Is Your Child's Vision Developing Normally?
We See With Our Brain, Not Just Our Eyes
Early Experiences Affect
Brain Development
Within each brain area are millions of nerve cells that send messages to each
other across connections called synapses. This allows the various areas of the
brain to communicate with each other and work together.

For many areas of the brain, no new nerve cells are formed after birth.
However, most of the connections among the cells are made during infancy
and early childhood. Brain development consists of an ongoing process of
"wiring and rewiring" the connections. These connections occur due to the
early experiences and interactions a child has with his or her environment
and are critical in a child's development.

Different experiences can cause the brain and
vision skills to develop in different ways.

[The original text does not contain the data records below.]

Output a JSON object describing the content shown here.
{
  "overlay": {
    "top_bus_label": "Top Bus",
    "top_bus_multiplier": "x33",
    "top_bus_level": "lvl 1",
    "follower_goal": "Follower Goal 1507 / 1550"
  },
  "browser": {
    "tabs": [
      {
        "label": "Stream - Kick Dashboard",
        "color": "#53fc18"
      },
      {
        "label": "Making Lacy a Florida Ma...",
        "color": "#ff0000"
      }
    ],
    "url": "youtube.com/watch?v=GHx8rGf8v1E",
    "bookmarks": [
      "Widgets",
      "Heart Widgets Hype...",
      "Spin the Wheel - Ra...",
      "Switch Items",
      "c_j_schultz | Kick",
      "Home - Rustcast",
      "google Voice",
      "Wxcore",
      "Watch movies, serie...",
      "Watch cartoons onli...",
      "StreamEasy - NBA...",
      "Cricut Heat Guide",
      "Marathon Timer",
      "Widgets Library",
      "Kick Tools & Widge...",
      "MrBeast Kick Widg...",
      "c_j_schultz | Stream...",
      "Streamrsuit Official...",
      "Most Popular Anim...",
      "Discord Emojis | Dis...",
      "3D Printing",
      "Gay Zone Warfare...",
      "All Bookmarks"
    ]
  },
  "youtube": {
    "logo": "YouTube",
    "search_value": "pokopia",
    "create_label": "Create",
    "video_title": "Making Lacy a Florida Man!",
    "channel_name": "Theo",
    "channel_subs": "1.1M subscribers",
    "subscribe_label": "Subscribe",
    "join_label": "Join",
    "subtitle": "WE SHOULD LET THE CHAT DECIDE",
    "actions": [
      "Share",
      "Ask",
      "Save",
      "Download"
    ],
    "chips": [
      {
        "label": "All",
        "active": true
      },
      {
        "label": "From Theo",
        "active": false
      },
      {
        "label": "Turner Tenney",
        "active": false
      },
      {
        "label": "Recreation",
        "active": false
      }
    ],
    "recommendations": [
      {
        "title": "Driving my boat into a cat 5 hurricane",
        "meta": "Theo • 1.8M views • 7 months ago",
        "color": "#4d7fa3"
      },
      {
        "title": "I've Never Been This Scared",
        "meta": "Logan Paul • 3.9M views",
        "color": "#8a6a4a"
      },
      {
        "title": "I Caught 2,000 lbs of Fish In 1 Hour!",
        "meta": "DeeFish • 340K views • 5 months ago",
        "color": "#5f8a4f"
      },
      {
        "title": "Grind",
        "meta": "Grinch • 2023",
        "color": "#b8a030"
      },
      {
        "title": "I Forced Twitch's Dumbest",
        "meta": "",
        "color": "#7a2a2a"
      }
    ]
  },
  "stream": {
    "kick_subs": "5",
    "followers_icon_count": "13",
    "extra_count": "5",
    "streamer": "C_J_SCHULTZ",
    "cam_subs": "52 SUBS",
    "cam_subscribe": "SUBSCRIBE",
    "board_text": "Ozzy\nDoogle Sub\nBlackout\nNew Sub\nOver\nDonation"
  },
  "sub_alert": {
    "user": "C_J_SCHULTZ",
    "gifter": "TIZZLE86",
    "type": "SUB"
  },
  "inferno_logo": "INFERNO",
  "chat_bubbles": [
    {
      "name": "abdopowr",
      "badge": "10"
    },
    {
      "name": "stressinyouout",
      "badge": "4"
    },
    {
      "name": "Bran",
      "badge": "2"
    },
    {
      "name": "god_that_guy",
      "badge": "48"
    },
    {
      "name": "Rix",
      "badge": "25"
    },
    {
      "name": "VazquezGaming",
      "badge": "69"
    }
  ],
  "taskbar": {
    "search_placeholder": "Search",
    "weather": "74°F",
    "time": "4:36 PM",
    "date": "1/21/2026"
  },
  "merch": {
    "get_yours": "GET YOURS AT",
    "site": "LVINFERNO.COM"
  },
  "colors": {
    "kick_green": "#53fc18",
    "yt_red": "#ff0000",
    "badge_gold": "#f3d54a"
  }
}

It is the "plasticity" of a child's brain and visual system that allows them to
develop and change in response to the demands made on them. Normal
sensory experiences, like what a child sees, hears, or touches, reinforce the
connections between brain cells. It is these connections that serve as the
brains' "circuitry" or "wiring".

Children need the opportunity to participate in a wide variety of learning
experiences. Children learn by doing and practicing new skills through play.

Learning continues throughout life. However, "windows of opportunity" exist
when it's easier for the brain to absorb new information. This seems to be
especially true during the first three years of life. Changes in the brain that
happen during early childhood serve as the foundation for a child's later

"Infants and children who are rarely
spoken to, who are exposed to few
toys, and who have little opportunity to
explore and experiment with their
environment may fail to develop the
neural connections and pathways that
facilitate later learning."
A baby's brain is a work in progress. While a
newborn's brain is ready to learn, it needs
early experiences to wire the neural circuits
that facilitate growth and development.

The brain is made up of many areas that
perform specific functions, like the visual
cortex which identifies and responds to what a
child sees.
Source: Zero to Three, the
Ounce of Prevention Fund
Vision is an eye-brain process that allows us to get meaning from what
we see. This eye-brain connection is a vital link for thinking and
learning. What a child sees and understands, the child can know. And
"knowing" is just another word for intelligence.
Although "seeing" happens in our eyes,
"vision" occurs in our brain.
Vision Topics